Wade says NBA game in NY should have been postponed

Sat Nov 3, 2012 12:02am EDT
 

By Julian Linden

NEW YORK (Reuters) - The healing powers of sport are a contentious issue, with the line between uniting and dividing a thin one easily crossed, as the organizers of the New York Marathon learned on Friday.

The marathon was canceled because the public demanded it. Race officials had misjudged the mood of a city recovering from the devastation caused by superstorm Sandy and suddenly athletes from other sports were second guessing themselves.

At Madison Square Garden, in the heart of midtown Manhattan, the New York Knicks and the Miami Heat were warming up for the National Basketball Association game at Madison Square Garden when word filtered through the marathon was off.

The NBA had already canceled the Knicks' season opener against the Brooklyn Nets, which was supposed to be played on Thursday, making the game against the reigning NBA champions the first in New York since Sandy wreaked havoc on the region.

Players from both teams were wondering whether they should be playing at a time when so many people had died and others were suffering.

Miami guard Dwyane Wade said the game should have been canceled. He felt uneasy and announced he would donate his game fee, reported to be around $200,000, to the relief effort.

"I just felt that (there were) bigger things to be concerned about than us being here to play a basketball game," Wade told reporters before the game.
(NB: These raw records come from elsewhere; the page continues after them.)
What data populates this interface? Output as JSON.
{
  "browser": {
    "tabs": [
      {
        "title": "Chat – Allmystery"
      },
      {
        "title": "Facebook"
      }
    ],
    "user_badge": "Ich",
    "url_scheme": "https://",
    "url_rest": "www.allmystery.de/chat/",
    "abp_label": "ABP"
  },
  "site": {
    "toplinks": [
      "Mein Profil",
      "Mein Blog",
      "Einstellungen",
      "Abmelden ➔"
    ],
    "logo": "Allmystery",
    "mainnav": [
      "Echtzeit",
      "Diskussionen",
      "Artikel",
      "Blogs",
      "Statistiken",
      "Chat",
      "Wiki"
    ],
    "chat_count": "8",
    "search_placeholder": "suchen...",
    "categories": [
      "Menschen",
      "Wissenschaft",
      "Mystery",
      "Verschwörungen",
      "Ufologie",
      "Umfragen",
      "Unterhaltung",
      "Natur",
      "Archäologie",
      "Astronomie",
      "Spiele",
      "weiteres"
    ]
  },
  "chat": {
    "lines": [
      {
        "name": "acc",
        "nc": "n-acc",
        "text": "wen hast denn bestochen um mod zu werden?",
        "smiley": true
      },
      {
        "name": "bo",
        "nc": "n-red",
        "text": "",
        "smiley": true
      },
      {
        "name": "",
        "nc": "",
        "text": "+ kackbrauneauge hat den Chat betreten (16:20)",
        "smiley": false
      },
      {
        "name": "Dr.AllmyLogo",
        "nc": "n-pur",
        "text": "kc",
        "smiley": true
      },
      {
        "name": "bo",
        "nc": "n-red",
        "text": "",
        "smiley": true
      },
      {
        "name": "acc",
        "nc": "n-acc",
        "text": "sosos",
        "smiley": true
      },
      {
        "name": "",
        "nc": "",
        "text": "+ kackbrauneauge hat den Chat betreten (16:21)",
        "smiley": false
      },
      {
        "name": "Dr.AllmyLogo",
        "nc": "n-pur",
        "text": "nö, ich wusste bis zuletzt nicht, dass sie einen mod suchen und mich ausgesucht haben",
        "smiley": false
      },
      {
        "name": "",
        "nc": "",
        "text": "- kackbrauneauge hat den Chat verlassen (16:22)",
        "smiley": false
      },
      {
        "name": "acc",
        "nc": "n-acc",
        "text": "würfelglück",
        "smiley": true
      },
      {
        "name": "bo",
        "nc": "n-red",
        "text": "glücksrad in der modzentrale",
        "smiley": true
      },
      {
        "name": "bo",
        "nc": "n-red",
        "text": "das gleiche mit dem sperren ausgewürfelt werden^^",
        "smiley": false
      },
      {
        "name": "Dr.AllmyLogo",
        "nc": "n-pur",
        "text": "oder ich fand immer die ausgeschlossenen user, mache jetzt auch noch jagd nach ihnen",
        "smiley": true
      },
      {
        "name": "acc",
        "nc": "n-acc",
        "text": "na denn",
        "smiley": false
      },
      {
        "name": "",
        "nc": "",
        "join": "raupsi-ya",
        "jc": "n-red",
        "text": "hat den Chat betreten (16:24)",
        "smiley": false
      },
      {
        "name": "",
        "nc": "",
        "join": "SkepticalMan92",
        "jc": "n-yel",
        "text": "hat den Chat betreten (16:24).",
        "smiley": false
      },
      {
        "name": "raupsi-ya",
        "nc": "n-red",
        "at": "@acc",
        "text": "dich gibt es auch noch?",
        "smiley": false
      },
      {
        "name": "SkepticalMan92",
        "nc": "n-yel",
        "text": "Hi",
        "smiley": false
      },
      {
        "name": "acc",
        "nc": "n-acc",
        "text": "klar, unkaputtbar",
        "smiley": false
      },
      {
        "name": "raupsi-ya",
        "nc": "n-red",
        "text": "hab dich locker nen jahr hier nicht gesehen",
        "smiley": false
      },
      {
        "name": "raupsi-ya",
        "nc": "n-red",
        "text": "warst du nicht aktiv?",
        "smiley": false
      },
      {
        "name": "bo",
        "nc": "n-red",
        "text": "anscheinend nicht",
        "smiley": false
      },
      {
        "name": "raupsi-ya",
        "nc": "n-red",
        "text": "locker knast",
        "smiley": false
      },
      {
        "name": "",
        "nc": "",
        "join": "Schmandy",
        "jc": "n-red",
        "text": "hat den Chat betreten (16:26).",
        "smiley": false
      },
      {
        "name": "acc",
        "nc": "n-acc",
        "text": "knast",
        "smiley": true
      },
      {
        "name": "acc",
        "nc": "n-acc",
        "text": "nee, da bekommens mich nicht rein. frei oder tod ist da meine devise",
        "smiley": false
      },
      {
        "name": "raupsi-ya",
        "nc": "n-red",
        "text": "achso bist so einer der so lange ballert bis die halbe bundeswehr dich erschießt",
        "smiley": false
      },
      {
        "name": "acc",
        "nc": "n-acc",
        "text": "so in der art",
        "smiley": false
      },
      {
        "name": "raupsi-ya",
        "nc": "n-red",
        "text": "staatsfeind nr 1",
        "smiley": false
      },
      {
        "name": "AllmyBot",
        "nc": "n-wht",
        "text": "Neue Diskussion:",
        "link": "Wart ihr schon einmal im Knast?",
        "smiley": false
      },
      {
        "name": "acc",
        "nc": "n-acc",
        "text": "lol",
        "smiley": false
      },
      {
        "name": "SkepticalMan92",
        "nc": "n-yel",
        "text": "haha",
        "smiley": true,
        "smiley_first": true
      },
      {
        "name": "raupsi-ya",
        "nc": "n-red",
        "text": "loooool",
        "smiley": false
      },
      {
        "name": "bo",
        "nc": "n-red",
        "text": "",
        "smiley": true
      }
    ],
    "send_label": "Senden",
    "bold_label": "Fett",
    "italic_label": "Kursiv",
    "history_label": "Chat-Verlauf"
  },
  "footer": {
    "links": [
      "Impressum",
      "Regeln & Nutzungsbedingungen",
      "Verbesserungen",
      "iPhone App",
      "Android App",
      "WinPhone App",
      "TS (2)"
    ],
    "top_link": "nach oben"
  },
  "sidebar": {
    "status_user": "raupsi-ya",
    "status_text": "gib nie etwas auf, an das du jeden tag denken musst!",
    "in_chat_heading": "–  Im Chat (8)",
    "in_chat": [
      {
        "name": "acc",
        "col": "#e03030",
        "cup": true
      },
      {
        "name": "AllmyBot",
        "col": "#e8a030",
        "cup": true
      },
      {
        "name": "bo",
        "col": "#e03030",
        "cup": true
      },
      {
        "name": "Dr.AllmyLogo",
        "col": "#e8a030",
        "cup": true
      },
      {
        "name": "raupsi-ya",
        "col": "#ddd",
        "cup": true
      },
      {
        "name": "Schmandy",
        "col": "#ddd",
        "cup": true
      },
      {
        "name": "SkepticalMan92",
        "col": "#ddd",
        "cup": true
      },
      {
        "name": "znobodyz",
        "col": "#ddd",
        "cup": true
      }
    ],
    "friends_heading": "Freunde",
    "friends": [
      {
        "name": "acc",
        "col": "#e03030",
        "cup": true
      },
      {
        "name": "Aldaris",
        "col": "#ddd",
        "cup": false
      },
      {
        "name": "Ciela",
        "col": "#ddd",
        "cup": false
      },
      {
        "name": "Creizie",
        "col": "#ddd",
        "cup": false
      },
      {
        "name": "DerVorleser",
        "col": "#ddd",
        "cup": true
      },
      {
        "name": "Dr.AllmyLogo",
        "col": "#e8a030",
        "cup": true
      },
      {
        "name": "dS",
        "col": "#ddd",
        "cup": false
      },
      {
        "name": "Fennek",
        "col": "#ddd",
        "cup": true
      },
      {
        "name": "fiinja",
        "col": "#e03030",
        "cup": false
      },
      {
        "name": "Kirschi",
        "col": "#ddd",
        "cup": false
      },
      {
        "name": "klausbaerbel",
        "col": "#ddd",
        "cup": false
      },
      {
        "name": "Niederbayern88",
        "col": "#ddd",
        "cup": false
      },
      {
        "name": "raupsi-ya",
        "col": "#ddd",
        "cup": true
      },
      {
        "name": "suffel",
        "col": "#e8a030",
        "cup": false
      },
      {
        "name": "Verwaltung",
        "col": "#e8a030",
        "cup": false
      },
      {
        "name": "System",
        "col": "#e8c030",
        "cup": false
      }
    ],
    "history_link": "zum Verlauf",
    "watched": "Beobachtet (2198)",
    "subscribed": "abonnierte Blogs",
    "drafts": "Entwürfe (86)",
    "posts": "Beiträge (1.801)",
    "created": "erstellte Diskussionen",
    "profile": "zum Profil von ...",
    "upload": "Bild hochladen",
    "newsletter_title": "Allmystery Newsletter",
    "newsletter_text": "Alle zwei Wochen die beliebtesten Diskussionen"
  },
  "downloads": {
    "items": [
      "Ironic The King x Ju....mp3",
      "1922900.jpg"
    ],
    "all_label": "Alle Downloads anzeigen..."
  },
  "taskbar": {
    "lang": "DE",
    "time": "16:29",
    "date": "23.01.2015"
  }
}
Wade's team mate LeBron James was unsure about whether the game should proceed, but believed it would at least provide a temporary diversion.   Continued...

 
Miami Heat forward LeBron James reacts as he joins guard Dwyane Wade (L) and forward Shane Battier (R) on the bench during their loss to the New York Knicks in the fourth quarter of their NBA basketball game at Madison Square Garden in New York November 2, 2012. REUTERS/Ray Stubblebine